Trinity spent €550,000 on legal fees in 2016, over €300,000 more than in 2015, The University Times has learned, as the number of legal firms used by Trinity has swollen in the last several years.
From spending €44,000 between September and December in 2014, the legal fees paid by Trinity have jumped significantly to over €556,000. Between January and July 2017 alone, the College has already spent €223,000 between five different Dublin-based law firms.
The figures are all contained in a freedom of information request submitted by The University Times.
Over the years, Trinity has paid out the most to Arthur Cox, one of Ireland’s top law firms. Between September 2014 and July 2017, using the premier firm has cost Trinity nearly €700,000.
Between 2015 and 2016, Trinity’s spending increased significantly, rising from €236,000 to nearly €560,000. There are few trends on what the money is spent on, with costs roughly evenly split between litigation and corporate costs. Last year was something of an exceptional year, with Trinity spending €385,000 on corporate services and €171,000 on litigation.
The University Times has also obtained the fees paid by Trinity to defend the now well known case of former lecturer David Parris, who sued Trinity for discrimination based on age and sexuality. The legal costs for the case, which made national headlines, reached nearly €60,000. The case has seen national politicians, such as University of Dublin Senators Ivana Bacik and David Norris, coming to Parris’s aid, offering support and promises of legislative reform.
Parris, a lecturer in the Department of French, retired in 2010 after working in Trinity for nearly 40 years. Trinity’s current pension scheme contains what is often referred to as a “gold-digger clause”, which requires that a person must be married to their spouse before the age of 60 in order for the spouse to receive pension benefits.
In his submission to the European Court of Justice, Parris had argued that such a clause discriminated against him on account of his age and sexuality because, under Irish law, Parris was unable to enter into civil partnership or marriage with his partner until after his 60th birthday.
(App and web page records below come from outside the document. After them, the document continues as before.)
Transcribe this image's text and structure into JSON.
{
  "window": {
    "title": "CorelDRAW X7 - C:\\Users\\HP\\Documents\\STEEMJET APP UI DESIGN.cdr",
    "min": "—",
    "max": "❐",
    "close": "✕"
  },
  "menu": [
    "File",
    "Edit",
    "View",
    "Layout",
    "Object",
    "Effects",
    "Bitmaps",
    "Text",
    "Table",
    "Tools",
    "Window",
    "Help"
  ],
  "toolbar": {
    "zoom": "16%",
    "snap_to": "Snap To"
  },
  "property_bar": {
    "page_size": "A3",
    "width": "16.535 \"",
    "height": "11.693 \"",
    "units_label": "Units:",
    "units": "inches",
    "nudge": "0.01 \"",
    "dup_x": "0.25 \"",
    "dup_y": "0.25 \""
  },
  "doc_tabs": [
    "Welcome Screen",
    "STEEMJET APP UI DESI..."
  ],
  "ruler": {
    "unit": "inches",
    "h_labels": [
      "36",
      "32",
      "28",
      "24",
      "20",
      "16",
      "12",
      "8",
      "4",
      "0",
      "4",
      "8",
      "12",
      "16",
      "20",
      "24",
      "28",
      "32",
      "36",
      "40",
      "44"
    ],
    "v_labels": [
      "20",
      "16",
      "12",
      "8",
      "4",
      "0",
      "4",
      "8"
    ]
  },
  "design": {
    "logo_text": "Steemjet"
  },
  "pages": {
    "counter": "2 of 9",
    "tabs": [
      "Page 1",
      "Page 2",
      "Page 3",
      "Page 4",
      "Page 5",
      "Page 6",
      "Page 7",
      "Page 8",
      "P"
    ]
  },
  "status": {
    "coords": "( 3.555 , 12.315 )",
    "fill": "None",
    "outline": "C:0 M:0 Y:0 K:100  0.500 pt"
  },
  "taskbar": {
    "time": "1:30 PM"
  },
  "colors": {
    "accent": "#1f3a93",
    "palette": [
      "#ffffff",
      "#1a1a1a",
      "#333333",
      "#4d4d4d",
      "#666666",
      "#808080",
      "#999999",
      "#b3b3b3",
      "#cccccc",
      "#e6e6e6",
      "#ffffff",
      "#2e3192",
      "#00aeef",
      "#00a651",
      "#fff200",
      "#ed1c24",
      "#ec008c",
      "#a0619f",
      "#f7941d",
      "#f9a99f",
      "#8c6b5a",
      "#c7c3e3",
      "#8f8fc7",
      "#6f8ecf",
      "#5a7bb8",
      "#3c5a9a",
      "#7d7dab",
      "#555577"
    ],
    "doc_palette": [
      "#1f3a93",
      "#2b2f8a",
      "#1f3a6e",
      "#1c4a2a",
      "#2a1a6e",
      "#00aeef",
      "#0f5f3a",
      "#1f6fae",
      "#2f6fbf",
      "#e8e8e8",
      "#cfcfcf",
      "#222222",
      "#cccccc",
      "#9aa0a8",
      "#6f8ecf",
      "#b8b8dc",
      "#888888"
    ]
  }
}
This was too late to allow Parris’s partner to qualify for pension payments from Trinity.
The court rejected this argument, arguing that since the pension regulations did not discriminate against people over age or sexuality, it could not be discriminatory when age and sexuality were combined.
While the issue is one being played out in an Irish context, the legal points behind Parris’s case have been at the centre of a number of European cases in recent years. Indeed, Parris’s case was expected to succeed in the European Court of Justice after a sympathetic report from the court’s advocate general.
But so far, his case has had little success in both the Labour Court and the European Court of Justice, where Trinity fought the case alongside the Higher Education Authority (HEA) and the pensions company, Mercer.
However, a bill introduced by Bacik in the Seanad attracted considerable cross-party support, with work ongoing with the government to create a proposal that would change the law in favour of couples like Parris and his partner.
Speaking to The University Times, Parris said he expected his costs to be much higher. For a case in the European Court of Justice, the legal fee paid by Trinity is remarkably small. However, when combined with the fees the HEA and Mercer must have paid, the Trinity figure seems more reasonable.
“It does leave us in the weird situation that the courts, the government in the form of the HEA and Trinity as a public body, are opposing these measures. While just up the road in the Oireachtas, the government is putting through reforms to enact them”, he said.
The reforms are moving slowly, but if a bill passed guaranteeing Parris’s partner a pension, it would be something of a pyrrhic victory: “I will succeed in getting for free what I failed to get by paying for it.”
Irish universities have come under increased scrutiny for their spending in recent months. The Oireachtas Public Accounts Committee has not been afraid to rebuke universities and colleges it sees as wasting public monies, although Trinity has so far escaped the brunt of criticism.
However, university autonomy is an increasingly pressing issue and universities are accountable for the public money they spend. In an email statement to The University Times, the College Solicitor Sinéad Mac Bride explained the figures as resulting from an increase in projects that required expert legal advice.
“During 2016 a number of capital projects and strategic initiatives required expert external legal advice such as the Trinity Business School, the student residency development and an increase in commercial activities. These projects are ongoing and will continue beyond 2017”, she said.
Given that costs for this year have already risen well beyond €200,000, it is unlikely that such high legal fees will decline in the near future. This year, over €171,000 has already been spent on legal advice from Arthur Cox and nearly €22,000 was spent on advice from Matheson.
With the Business School not scheduled to be completed until 2019, and with work beginning on Oisín House after a lengthy planning battle from the College, it is perhaps unsurprising that more expert legal advice might be needed in the future.
All fees, Mac Bride said, are the result of a public procurement process. Many of the firms Trinity has worked with in the past, such as Beauchamps and McCann Fitzgerald, came from a tendering process, with the companies offering advice in a range of areas, including estate management, education and intellectual property.
The document provided to The University Times shows the cache of large Irish firms Trinity has been routinely employing over the last couple of years. As the complexity of the issues Trinity has had to address has increased, the cost of legal fees has risen, with Trinity becoming an increasingly lucrative customer to Ireland’s most prominent law firms.